The administrators running South Africa’s embattled national airline proposed the government provide a R21-billion bailout to help repay debt and resume operations after the lifting of Covid-19 travel bans.
The plan includes about R17-billion that will go toward repaying South African Airways creditors, according to a draft copy seen by Bloomberg.
As much as R2-billion will be used for retrenchments and a further 2 billion rand will be provided for working capital.
The draft plan “is for discussion purposes only and we await comment from the affected persons,” a spokeswoman for the administrators said, adding that the team has until June 8 to finalize a rescue proposal.
South Africa’s Public Enterprises Ministry, which is responsible for SAA, has not yet discussed the draft plan, spokesman Sam Mkokeli said by phone.
The National Treasury said earlier this year it would allocate funds to repay creditors as the airline’s debt is government guaranteed.
While the funding agreement has yet to be finalized, a deal of this nature would bring to an end an impasse between the government and SAA’s business-rescue team over the airline’s future.
The administrators, appointed in December, had an earlier request for state funding rejected in April, and subsequently proposed firing the entire workforce to stave off liquidation.
Public Enterprises Minister Pravin Gordhan strongly objected to that plan, and announced his ambitions for the creation of a new airline at the start of the month, kicking off a fresh round of talks.

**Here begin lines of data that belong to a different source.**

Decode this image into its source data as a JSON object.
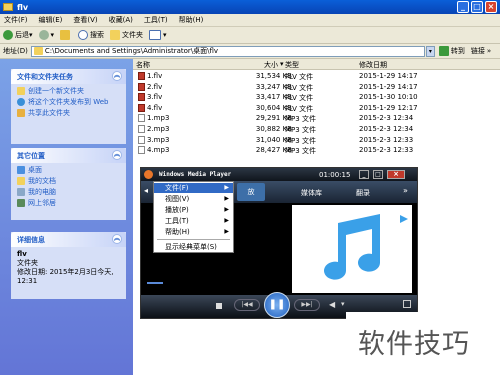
{
  "window": {
    "title": "flv"
  },
  "menubar": [
    "文件(F)",
    "编辑(E)",
    "查看(V)",
    "收藏(A)",
    "工具(T)",
    "帮助(H)"
  ],
  "toolbar": {
    "back": "后退",
    "search": "搜索",
    "folders": "文件夹"
  },
  "address": {
    "label": "地址(D)",
    "path": "C:\\Documents and Settings\\Administrator\\桌面\\flv",
    "go": "转到",
    "links": "链接"
  },
  "tasks": {
    "title": "文件和文件夹任务",
    "items": [
      "创建一个新文件夹",
      "将这个文件夹发布到 Web",
      "共享此文件夹"
    ]
  },
  "places": {
    "title": "其它位置",
    "items": [
      "桌面",
      "我的文档",
      "我的电脑",
      "网上邻居"
    ]
  },
  "details": {
    "title": "详细信息",
    "name": "flv",
    "type": "文件夹",
    "modified": "修改日期: 2015年2月3日今天, 12:31"
  },
  "columns": {
    "name": "名称",
    "size": "大小",
    "type": "类型",
    "modified": "修改日期"
  },
  "files": [
    {
      "name": "1.flv",
      "size": "31,534 KB",
      "type": "FLV 文件",
      "modified": "2015-1-29 14:17"
    },
    {
      "name": "2.flv",
      "size": "33,247 KB",
      "type": "FLV 文件",
      "modified": "2015-1-29 14:17"
    },
    {
      "name": "3.flv",
      "size": "33,417 KB",
      "type": "FLV 文件",
      "modified": "2015-1-30 10:10"
    },
    {
      "name": "4.flv",
      "size": "30,604 KB",
      "type": "FLV 文件",
      "modified": "2015-1-29 12:17"
    },
    {
      "name": "1.mp3",
      "size": "29,291 KB",
      "type": "MP3 文件",
      "modified": "2015-2-3 12:34"
    },
    {
      "name": "2.mp3",
      "size": "30,882 KB",
      "type": "MP3 文件",
      "modified": "2015-2-3 12:34"
    },
    {
      "name": "3.mp3",
      "size": "31,040 KB",
      "type": "MP3 文件",
      "modified": "2015-2-3 12:33"
    },
    {
      "name": "4.mp3",
      "size": "28,427 KB",
      "type": "MP3 文件",
      "modified": "2015-2-3 12:33"
    }
  ],
  "wmp": {
    "title": "Windows Media Player",
    "time": "01:00:15",
    "tabs": [
      "放",
      "媒体库",
      "翻录"
    ],
    "progress": 0.05
  },
  "context_menu": [
    "文件(F)",
    "视图(V)",
    "播放(P)",
    "工具(T)",
    "帮助(H)",
    "显示经典菜单(S)"
  ],
  "watermark": "软件技巧",
  "colors": {
    "xp_blue": "#0a5fd8",
    "taskpane": "#d6dff7",
    "link": "#215dc6",
    "music_note": "#3aa0e8",
    "menu_highlight": "#316ac5"
  }
}
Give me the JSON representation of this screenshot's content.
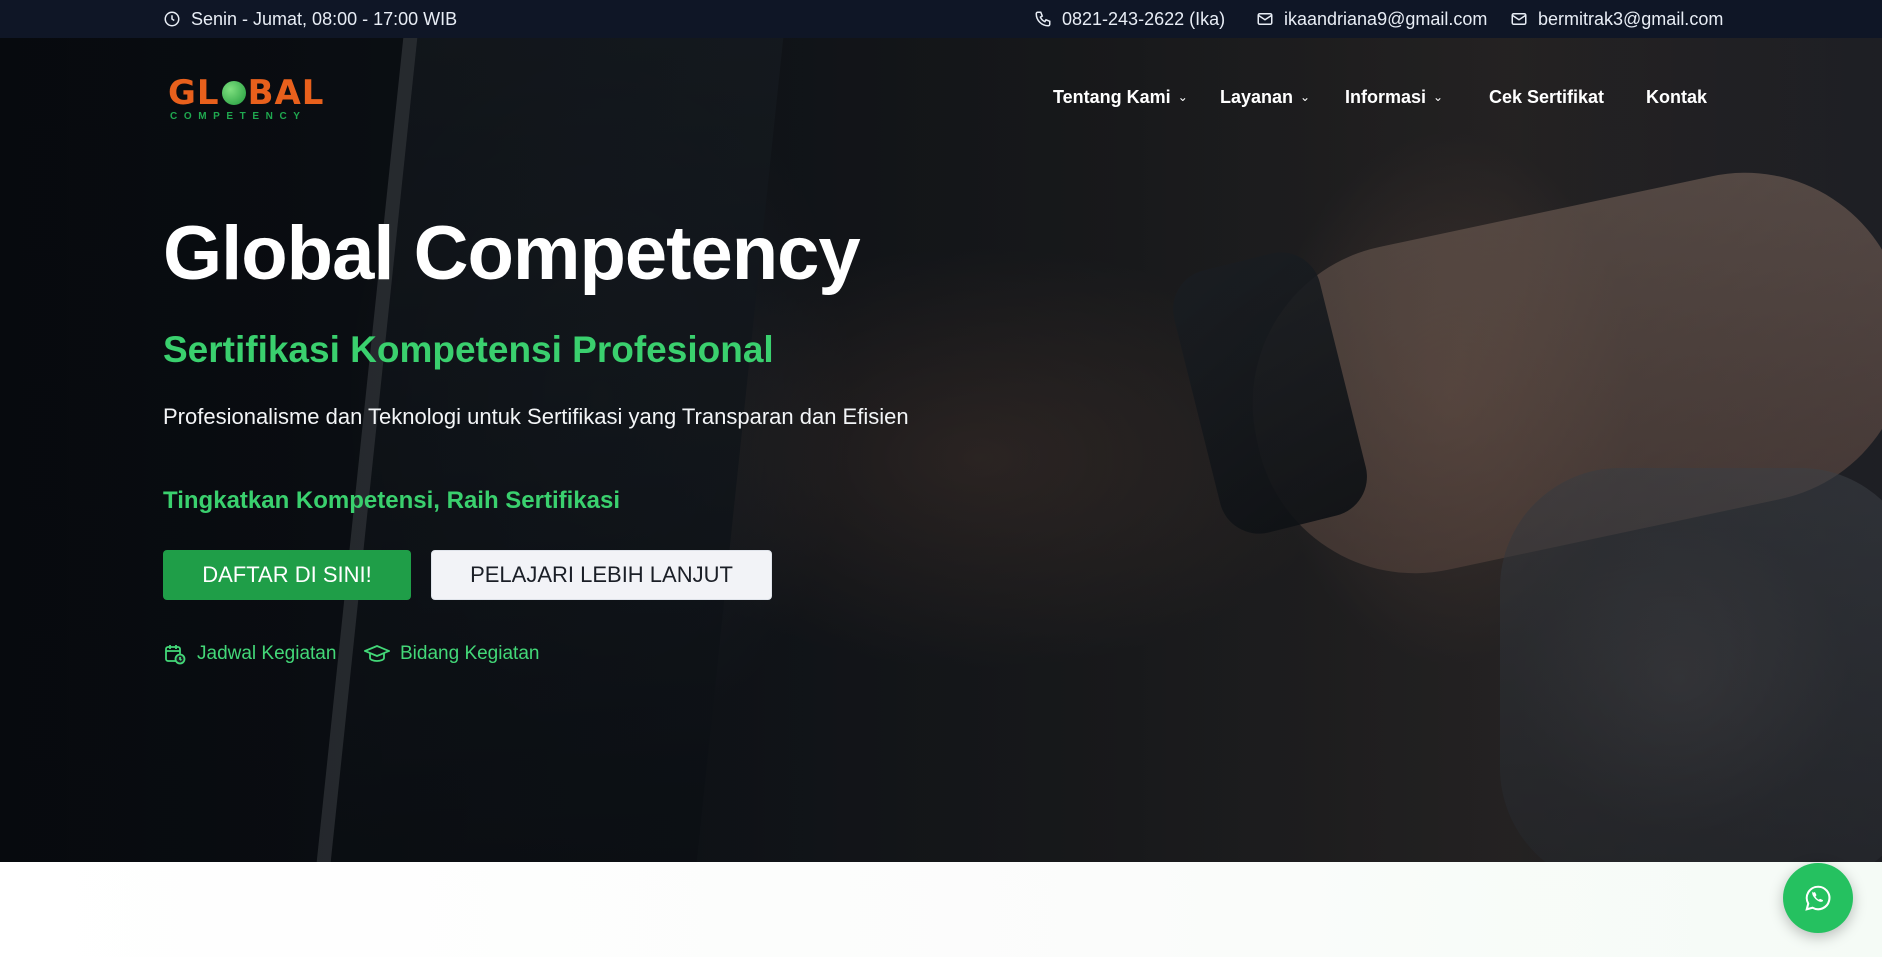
{
  "topbar": {
    "hours": "Senin - Jumat, 08:00 - 17:00 WIB",
    "phone": "0821-243-2622 (Ika)",
    "email1": "ikaandriana9@gmail.com",
    "email2": "bermitrak3@gmail.com",
    "icons": [
      "clock-icon",
      "phone-icon",
      "mail-icon",
      "mail-icon"
    ]
  },
  "logo": {
    "text_left": "GL",
    "text_right": "BAL",
    "tagline": "COMPETENCY",
    "colors": {
      "word": "#e8601c",
      "tagline": "#1fa84f"
    }
  },
  "nav": {
    "items": [
      {
        "label": "Tentang Kami",
        "has_dropdown": true
      },
      {
        "label": "Layanan",
        "has_dropdown": true
      },
      {
        "label": "Informasi",
        "has_dropdown": true
      },
      {
        "label": "Cek Sertifikat",
        "has_dropdown": false
      },
      {
        "label": "Kontak",
        "has_dropdown": false
      }
    ],
    "chevron": "⌄"
  },
  "hero": {
    "title": "Global Competency",
    "subtitle": "Sertifikasi Kompetensi Profesional",
    "description": "Profesionalisme dan Teknologi untuk Sertifikasi yang Transparan dan Efisien",
    "cta_heading": "Tingkatkan Kompetensi, Raih Sertifikasi",
    "primary_button": "DAFTAR DI SINI!",
    "secondary_button": "PELAJARI LEBIH LANJUT",
    "quick_links": [
      {
        "label": "Jadwal Kegiatan",
        "icon": "calendar-clock-icon"
      },
      {
        "label": "Bidang Kegiatan",
        "icon": "graduation-cap-icon"
      }
    ]
  },
  "floating": {
    "icon": "whatsapp-icon"
  },
  "colors": {
    "topbar_bg": "#0f1626",
    "accent_green": "#3ad06e",
    "button_green": "#1f9e48",
    "whatsapp": "#25c160"
  }
}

SAA’s commercial passenger planes have been grounded since late March, when the government closed borders for non-urgent travel to contain the coronavirus.
Some domestic flights are being allowed to operate as of Monday for business purposes, though SAA had previously reduced its local services to a single Johannesburg-Cape Town route.